Geneva-based TAG steadily diversified – an aeronautics division distributing Bombardier aircraft amongst other services. TAG bought Heuer watches and would redevelop Farnborough Airport as a London bizjet hub while its part-ownership of McLaren diversified.

The idea for the McLaren F1 road car programme was seeded during a conversation between Mansour, Ron Dennis, Gordon Murray and Creighton Brown while awaiting a delayed flight at Linate Airport, Milan, in 1988.

Dennis and Ojjeh wanted to expand McLaren’s engineering beyond Formula 1. They had a reputation for success, excellence, vast technical expertise, and no debts – so where next? Indycar, long-distance racing, commercial R&D, even aerospace, all discussed – and dismissed. Ron and Mansour both relished association with an achievement or a product “of which one can be proud”. Ron: “As the discussion developed we were all agreed that one of our motivations was to leave something worthwhile behind us at the end of the piece.”

The late Creighton Brown told me that: “The simple truth is that all four of us there that day were essentially car nuts. I think Ron was keen to see a ‘British Ferrari’ appearing at some time, and Mansour absolutely agreed, saying, ‘Why do I have to go to Italy to buy a supercar?’”.

In December 1988 a follow-up meeting at Mansour’s flat in London’s Piccadilly resolved to launch a world-standard road car marque. It should be very British and would set out to produce the very finest car that McLaren could possibly create, regardless of cost.
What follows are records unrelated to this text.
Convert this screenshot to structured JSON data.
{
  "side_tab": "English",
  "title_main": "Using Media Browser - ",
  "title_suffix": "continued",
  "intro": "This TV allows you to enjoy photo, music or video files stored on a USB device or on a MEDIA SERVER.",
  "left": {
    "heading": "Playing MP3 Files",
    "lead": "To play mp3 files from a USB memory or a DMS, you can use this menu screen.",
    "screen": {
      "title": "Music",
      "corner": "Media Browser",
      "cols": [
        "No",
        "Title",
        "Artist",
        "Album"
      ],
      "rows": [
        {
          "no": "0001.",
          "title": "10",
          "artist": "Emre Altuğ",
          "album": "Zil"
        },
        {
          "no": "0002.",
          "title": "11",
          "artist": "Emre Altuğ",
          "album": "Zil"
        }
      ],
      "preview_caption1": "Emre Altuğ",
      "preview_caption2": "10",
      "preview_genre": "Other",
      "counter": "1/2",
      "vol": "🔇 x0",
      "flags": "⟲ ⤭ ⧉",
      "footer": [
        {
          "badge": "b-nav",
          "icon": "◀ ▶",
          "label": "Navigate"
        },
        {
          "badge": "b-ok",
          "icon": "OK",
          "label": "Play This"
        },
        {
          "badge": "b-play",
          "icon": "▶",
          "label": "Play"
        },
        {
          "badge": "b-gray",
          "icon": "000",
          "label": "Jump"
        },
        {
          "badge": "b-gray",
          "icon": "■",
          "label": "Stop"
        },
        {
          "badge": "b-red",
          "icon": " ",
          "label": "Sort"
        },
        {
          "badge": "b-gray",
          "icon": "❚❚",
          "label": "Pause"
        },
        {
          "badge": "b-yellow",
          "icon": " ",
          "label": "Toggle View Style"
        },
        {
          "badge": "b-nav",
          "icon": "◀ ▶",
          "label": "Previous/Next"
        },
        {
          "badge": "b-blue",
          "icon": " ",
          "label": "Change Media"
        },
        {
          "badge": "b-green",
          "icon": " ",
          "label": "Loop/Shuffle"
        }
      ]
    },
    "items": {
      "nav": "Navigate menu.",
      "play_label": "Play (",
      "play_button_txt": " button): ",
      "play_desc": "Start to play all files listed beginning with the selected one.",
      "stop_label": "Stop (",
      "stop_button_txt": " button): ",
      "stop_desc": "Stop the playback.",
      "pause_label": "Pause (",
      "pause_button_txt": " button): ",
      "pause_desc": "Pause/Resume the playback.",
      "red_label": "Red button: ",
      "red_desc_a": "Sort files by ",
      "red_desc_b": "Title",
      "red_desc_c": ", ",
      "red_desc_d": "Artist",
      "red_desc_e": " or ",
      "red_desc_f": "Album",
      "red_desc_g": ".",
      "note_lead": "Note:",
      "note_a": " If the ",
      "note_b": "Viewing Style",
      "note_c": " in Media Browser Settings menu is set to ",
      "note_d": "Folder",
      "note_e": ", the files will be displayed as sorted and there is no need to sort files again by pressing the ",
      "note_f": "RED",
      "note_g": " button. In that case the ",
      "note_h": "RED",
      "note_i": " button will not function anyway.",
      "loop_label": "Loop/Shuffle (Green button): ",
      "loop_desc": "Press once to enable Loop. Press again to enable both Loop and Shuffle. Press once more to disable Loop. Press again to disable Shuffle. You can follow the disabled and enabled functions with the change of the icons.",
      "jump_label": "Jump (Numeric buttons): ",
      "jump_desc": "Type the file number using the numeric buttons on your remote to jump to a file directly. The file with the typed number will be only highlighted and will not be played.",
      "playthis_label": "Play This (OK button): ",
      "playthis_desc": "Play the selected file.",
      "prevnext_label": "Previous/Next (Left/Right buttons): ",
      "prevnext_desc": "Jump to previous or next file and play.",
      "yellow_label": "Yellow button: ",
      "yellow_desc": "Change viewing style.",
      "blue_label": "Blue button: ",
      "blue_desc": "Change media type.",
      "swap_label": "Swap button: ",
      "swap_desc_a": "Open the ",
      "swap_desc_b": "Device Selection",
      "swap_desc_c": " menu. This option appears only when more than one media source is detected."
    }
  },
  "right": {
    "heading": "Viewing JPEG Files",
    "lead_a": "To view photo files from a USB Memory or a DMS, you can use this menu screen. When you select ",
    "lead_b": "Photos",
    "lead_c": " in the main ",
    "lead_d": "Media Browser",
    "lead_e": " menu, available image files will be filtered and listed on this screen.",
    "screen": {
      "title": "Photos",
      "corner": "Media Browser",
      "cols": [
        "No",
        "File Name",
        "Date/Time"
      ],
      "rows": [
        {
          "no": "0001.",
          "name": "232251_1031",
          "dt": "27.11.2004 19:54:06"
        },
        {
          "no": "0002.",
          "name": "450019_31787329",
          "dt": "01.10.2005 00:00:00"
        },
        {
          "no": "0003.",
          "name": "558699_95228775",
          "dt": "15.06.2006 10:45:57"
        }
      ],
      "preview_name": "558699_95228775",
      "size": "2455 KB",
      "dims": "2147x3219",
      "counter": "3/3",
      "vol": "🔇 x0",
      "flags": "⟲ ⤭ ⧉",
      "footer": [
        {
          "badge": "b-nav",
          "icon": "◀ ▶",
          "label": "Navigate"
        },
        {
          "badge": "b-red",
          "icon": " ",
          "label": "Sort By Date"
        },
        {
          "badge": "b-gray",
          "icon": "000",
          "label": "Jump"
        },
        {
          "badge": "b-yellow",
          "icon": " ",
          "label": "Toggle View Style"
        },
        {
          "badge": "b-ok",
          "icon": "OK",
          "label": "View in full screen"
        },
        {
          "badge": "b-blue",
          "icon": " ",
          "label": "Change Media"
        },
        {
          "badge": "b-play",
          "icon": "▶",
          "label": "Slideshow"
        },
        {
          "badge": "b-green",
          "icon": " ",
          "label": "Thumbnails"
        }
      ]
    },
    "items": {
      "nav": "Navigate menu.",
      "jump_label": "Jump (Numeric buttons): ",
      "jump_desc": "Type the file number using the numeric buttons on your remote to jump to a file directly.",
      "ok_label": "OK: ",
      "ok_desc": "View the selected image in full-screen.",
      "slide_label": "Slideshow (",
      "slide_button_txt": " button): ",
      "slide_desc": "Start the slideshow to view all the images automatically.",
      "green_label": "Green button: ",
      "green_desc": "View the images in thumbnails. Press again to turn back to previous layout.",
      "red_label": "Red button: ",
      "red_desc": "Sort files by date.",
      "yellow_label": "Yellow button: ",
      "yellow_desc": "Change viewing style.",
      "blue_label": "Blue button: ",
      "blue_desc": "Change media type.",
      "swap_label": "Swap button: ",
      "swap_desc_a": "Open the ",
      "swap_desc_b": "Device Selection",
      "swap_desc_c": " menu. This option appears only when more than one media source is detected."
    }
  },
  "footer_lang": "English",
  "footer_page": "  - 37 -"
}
Ojjeh was thoughtful and involved. Said Creighton: “…then Mansour put his finger on it by saying, ‘It needs to be the type of car you could drive from London to the south of France in genuine comfort.’”

Gordon: “As far as I can recall at that point no one mentioned any possibility of it also becoming the world’s fastest production car” – much less a Le Mans 24 Hours race winner at first attempt – “and in the end Mansour said simply, ‘Well let’s do it then!’”.

And they did.


Doug Nye is the UK’s leading motor racing historian and has been writing authoritatively about the sport since the 1960s